Maybe this strategy is something San Jose should have followed in dealing with Erik Karlsson? Chara and Karlsson are two different types of players. One is more of a physical force and a stay at home defenseman, while the other is more of an offensive threat on the ice. Chara’s range and ability to keep opposing players to the outside is his strength. However, not being able to move or push off gave the opponent the upper hand. Having a lower-body injury of any kind makes it hard to play the game the right way. Just look at the struggles Karlsson is having against the St. Louis Blues in the Western Conference Final.
All season long Karlsson has dealt with a groin injury, that has hampered his ability to play at a level he needs to be at. It took some time before Karlsson was back to 100 percent and not to mention the time it took for him to come back after dealing with a torn Achilles in Ottawa during the Senators run to the Eastern Conference Final in 2017. In the Stanley Cup Playoffs, Karlsson was back to the player of old before re-injuring his groin in Game 4 of the Western Conference Final against the St. Louis Blues. He would miss parts of the third period in that game before returning later in the period to provide a push to tie the game.
In Game 5, when St. Louis dominated San Jose in a 5-0 win, you could tell Karlsson was not himself. Instead of taking strong and powerful strides, he was protecting his injured groin as he took very timid and tight strides. On one play, Karlsson did not skate back to prevent Vladimir Tarasenko’s breakaway attempt, after Brent Burns fell down on the ice. Burns hauled down Tarasenko leading to a penalty shot that Tarasenko scored on. If Karlsson was 100 percent, Tarasenko may never have gotten that breakaway opportunity. Karlsson ended up being held out of the third period and his status for Game 6 is unknown.
On that note, it was smart of the Bruins to rest Chara in Game 4 of the Eastern Conference Final. Instead of making Chara’s injury worse, the Bs gave him a better chance to be as close to 100 percent as possible for the Stanley Cup Final. Chara returned to practice Monday and he will take it one day at a time, but he should be good to go for Game 1 of the Stanley Cup Final which is slated for Monday.

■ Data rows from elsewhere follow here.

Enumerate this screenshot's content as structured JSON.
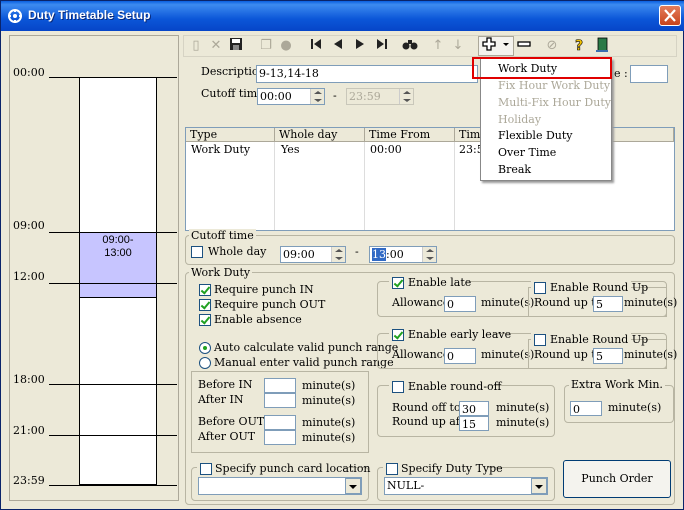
{
  "window": {
    "title": "Duty Timetable Setup"
  },
  "timeline": {
    "labels": [
      "00:00",
      "09:00",
      "12:00",
      "18:00",
      "21:00",
      "23:59"
    ],
    "block_label": "09:00-\n13:00"
  },
  "toolbar": {
    "icons": [
      "new-icon",
      "delete-icon",
      "save-icon",
      "copy-icon",
      "record-icon",
      "first-icon",
      "prev-icon",
      "next-icon",
      "last-icon",
      "find-icon",
      "up-icon",
      "down-icon",
      "add-icon",
      "dropdown-icon",
      "remove-icon",
      "cancel-icon",
      "help-icon",
      "exit-icon"
    ]
  },
  "form": {
    "description_label": "Description",
    "description_value": "9-13,14-18",
    "code_suffix_label": "e :",
    "code_value": "",
    "cutoff_label": "Cutoff time",
    "cutoff_from": "00:00",
    "cutoff_dash": "-",
    "cutoff_to": "23:59"
  },
  "grid": {
    "headers": [
      "Type",
      "Whole day",
      "Time From",
      "Time"
    ],
    "rows": [
      [
        "Work Duty",
        "Yes",
        "00:00",
        "23:5"
      ]
    ]
  },
  "add_menu": {
    "items": [
      {
        "label": "Work Duty",
        "enabled": true,
        "highlighted": true
      },
      {
        "label": "Fix Hour Work Duty",
        "enabled": false
      },
      {
        "label": "Multi-Fix Hour Duty",
        "enabled": false
      },
      {
        "label": "Holiday",
        "enabled": false
      },
      {
        "label": "Flexible Duty",
        "enabled": true
      },
      {
        "label": "Over Time",
        "enabled": true
      },
      {
        "label": "Break",
        "enabled": true
      }
    ]
  },
  "cutoff_group": {
    "title": "Cutoff time",
    "whole_day_label": "Whole day",
    "whole_day_checked": false,
    "from": "09:00",
    "dash": "-",
    "to_selected": "13",
    "to_rest": ":00"
  },
  "work_duty": {
    "title": "Work Duty",
    "require_in": "Require punch IN",
    "require_out": "Require punch OUT",
    "enable_absence": "Enable absence",
    "auto_calc": "Auto calculate valid punch range",
    "manual_enter": "Manual enter valid punch range",
    "before_in": "Before IN",
    "after_in": "After IN",
    "before_out": "Before OUT",
    "after_out": "After OUT",
    "minutes": "minute(s)"
  },
  "late": {
    "label": "Enable late",
    "checked": true,
    "allowance_label": "Allowance",
    "allowance": "0",
    "minutes": "minute(s)",
    "round_up_label": "Enable Round Up",
    "round_up_to_label": "Round up to",
    "round_up_to": "5"
  },
  "early": {
    "label": "Enable early leave",
    "checked": true,
    "allowance_label": "Allowance",
    "allowance": "0",
    "minutes": "minute(s)",
    "round_up_label": "Enable Round Up",
    "round_up_to_label": "Round up to",
    "round_up_to": "5"
  },
  "round_off": {
    "label": "Enable round-off",
    "round_off_to_label": "Round off to",
    "round_off_to": "30",
    "round_up_after_label": "Round up after",
    "round_up_after": "15",
    "minutes": "minute(s)"
  },
  "extra": {
    "title": "Extra Work Min.",
    "value": "0",
    "minutes": "minute(s)"
  },
  "bottom": {
    "punch_location_label": "Specify punch card location",
    "punch_location_value": "",
    "duty_type_label": "Specify Duty Type",
    "duty_type_value": "NULL-",
    "punch_order_button": "Punch Order"
  },
  "colors": {
    "title_bar": "#0b56d8",
    "timeline_block": "#c7c5ff",
    "menu_highlight": "#e00000"
  }
}
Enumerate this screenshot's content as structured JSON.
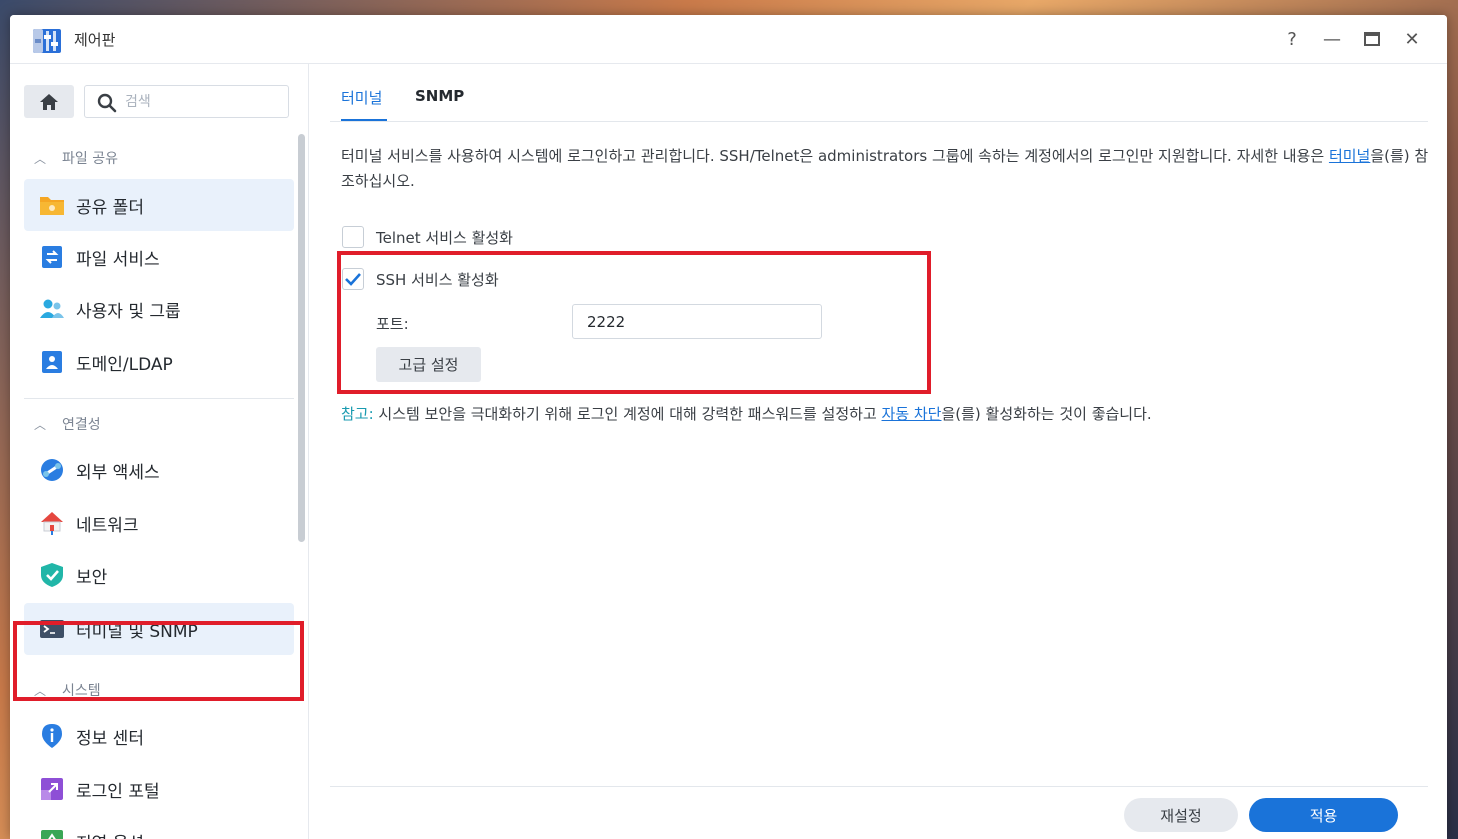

The 42-year old defenseman is not the player he used to be and may have lost a step or two but he and the team have done a great job managing his health and adjusting as he gets older. In the past you could tell Chara was tired in the playoffs after he logged all those minutes in the regular season, but thanks to head coach Bruce Cassidy and his staff, Chara is back to being a shutdown force on the Bruins’ blue line again.